In the now infamous words of Liam Byrne “I’m afraid there is no money.” Rather than salami slicing across departments, much better to have a complete rethink on the functions of government. If we did this, arts funding would be first on the cutting room floor.

Arts subsidies are a regressive transfer of money from poorer and less educated folk to richer more highly educated people. It is also a transfer of wealth from the countryside to the cities and more broadly from everywhere to London. As such, it is Londoners who get upwards of £24 per head subsidy per year, with all other regions languishing well below £10 per head, with some as low as £2. Taxing hardworking families to subsidise the amusements of wealthy metropolitan London elites is not a policy anyone should support.

Also, if we have any pretension of wanting to live in a free society, the funding of the arts would be completely independent of the state. Art has historically offered powerful critiques of power, and for the government – even based on good intentions – to be involved, is just another post-WWII development that need derision and revision in equal measure.

And as Douglas Carswell points out, the now oft-quoted statistic in defence of the UK Film Council £1 pound in £5 out, is patent nonsense. In fact, it is based on the assumption that there is a direct correlation between the subsidy and the profit from all cinema. For these statistics to make sense there would have to be no private funding, no possibility of private funding and no crowding out of private money. Also, a cursory glance at the UK Film Council’s Production Report shows that in fact most of their cash was going on supporting ‘Inward Investment’. In other words they were shelling out cash by the bucket load for the production of films like Harry Potter and Pirates of the Caribbean, commercially viable films that clearly didn’t need government support.

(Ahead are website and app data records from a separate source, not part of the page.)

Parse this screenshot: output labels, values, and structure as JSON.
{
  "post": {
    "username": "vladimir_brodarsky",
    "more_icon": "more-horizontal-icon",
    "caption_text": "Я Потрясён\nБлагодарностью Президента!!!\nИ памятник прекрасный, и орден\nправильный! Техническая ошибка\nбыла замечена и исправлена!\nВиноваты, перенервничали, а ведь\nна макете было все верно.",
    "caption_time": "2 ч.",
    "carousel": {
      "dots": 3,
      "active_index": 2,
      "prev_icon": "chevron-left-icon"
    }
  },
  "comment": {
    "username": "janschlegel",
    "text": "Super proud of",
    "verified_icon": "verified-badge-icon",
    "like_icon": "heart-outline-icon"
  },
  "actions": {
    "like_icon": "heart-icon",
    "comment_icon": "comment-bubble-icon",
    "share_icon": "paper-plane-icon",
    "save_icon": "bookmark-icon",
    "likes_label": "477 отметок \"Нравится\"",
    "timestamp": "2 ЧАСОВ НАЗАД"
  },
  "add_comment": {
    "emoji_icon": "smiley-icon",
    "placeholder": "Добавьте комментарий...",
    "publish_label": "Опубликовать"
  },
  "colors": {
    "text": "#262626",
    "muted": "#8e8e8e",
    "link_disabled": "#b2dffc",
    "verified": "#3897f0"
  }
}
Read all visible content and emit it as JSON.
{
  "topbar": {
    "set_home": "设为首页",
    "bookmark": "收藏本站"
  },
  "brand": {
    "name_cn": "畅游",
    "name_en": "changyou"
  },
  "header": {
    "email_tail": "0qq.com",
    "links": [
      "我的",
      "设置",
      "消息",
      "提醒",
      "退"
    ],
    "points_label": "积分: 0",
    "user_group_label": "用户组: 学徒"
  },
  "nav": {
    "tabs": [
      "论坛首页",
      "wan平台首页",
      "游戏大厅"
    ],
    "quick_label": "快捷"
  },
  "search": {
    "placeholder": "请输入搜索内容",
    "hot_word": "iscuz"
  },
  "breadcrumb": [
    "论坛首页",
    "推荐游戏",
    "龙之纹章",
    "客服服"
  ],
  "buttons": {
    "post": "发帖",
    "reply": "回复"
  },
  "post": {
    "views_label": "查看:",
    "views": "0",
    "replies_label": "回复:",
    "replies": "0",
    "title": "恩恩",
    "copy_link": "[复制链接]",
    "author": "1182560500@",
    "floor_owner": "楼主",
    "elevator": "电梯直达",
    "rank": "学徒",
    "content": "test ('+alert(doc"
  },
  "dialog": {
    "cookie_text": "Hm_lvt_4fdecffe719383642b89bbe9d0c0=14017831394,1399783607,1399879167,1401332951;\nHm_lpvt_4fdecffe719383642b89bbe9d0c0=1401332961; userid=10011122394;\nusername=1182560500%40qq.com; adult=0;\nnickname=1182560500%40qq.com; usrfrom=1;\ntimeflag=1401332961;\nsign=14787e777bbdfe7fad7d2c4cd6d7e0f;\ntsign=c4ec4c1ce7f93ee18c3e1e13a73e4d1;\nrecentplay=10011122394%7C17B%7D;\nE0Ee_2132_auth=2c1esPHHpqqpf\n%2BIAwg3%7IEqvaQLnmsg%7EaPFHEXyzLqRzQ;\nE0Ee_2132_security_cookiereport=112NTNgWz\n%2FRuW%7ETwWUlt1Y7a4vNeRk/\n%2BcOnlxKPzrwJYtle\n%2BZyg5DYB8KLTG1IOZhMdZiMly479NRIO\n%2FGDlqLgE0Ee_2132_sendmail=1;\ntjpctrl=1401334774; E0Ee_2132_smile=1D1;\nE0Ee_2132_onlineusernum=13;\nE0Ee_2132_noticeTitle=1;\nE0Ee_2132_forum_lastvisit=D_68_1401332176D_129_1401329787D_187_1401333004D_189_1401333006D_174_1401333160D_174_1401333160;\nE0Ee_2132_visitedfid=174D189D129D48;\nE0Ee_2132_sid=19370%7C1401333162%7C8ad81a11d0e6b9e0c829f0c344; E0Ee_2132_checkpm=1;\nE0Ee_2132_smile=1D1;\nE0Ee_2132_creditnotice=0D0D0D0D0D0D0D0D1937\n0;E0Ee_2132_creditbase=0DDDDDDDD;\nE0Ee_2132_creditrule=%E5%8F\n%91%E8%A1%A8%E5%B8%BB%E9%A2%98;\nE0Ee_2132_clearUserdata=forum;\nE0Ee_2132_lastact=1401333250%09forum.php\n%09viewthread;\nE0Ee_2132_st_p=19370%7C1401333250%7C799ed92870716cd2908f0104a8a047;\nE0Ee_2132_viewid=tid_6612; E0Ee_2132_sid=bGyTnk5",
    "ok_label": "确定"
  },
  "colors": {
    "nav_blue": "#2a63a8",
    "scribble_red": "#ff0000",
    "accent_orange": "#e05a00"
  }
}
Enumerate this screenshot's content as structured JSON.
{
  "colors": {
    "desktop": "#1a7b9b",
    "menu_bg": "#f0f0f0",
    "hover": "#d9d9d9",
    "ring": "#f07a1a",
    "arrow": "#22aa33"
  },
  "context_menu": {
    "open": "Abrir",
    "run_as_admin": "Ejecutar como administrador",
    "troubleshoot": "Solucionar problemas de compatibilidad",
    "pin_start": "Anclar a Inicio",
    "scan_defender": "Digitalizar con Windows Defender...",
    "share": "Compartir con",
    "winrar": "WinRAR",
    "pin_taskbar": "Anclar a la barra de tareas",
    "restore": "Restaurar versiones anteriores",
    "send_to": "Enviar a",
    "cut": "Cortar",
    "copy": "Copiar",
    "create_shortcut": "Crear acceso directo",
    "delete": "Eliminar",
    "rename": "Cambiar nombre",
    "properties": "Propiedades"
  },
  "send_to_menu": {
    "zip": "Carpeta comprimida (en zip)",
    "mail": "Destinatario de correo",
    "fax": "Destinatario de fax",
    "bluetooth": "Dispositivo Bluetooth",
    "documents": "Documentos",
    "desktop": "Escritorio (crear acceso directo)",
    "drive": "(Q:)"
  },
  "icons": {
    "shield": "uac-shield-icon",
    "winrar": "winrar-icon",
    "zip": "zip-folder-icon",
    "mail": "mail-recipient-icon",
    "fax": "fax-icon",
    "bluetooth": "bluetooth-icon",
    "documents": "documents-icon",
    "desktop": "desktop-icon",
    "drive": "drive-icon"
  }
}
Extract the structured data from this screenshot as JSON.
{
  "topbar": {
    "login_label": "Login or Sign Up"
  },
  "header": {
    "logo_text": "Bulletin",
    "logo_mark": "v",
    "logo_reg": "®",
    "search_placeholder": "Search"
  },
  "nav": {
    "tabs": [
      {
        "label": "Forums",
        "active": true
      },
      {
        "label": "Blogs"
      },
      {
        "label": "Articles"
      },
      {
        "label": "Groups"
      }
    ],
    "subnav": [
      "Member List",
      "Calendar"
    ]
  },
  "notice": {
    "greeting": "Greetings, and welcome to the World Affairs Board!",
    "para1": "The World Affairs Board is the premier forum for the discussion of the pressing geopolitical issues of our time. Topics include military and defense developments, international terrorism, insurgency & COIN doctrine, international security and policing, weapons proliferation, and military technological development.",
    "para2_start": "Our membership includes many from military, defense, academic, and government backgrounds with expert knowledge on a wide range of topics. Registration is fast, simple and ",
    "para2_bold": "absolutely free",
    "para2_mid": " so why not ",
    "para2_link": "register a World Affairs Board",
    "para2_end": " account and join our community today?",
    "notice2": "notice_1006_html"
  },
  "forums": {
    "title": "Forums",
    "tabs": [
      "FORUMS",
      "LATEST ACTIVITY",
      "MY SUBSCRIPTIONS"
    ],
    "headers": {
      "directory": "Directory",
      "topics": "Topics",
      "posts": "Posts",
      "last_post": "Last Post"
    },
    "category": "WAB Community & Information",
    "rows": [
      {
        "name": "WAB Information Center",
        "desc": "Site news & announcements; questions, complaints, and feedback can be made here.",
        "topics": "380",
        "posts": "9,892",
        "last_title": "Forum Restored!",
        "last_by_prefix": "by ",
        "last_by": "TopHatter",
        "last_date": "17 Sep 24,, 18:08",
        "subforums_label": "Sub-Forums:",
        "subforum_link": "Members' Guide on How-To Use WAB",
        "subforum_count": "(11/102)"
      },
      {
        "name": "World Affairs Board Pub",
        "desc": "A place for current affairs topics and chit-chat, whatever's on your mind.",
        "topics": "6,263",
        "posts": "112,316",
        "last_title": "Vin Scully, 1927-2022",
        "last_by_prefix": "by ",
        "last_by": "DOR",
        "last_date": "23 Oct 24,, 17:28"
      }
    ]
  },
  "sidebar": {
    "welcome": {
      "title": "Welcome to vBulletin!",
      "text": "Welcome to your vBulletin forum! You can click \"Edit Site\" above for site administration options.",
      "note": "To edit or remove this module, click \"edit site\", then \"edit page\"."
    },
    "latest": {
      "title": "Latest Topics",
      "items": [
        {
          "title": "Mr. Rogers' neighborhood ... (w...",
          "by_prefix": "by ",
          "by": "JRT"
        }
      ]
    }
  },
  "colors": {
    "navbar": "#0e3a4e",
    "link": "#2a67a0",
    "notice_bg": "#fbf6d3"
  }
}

All arts funding should be scrapped. The inability of art to appeal to enough people to make it commercially viable is either a failure of the artist or our government run education system. More or less taxpayer funding will not change this – we need reform.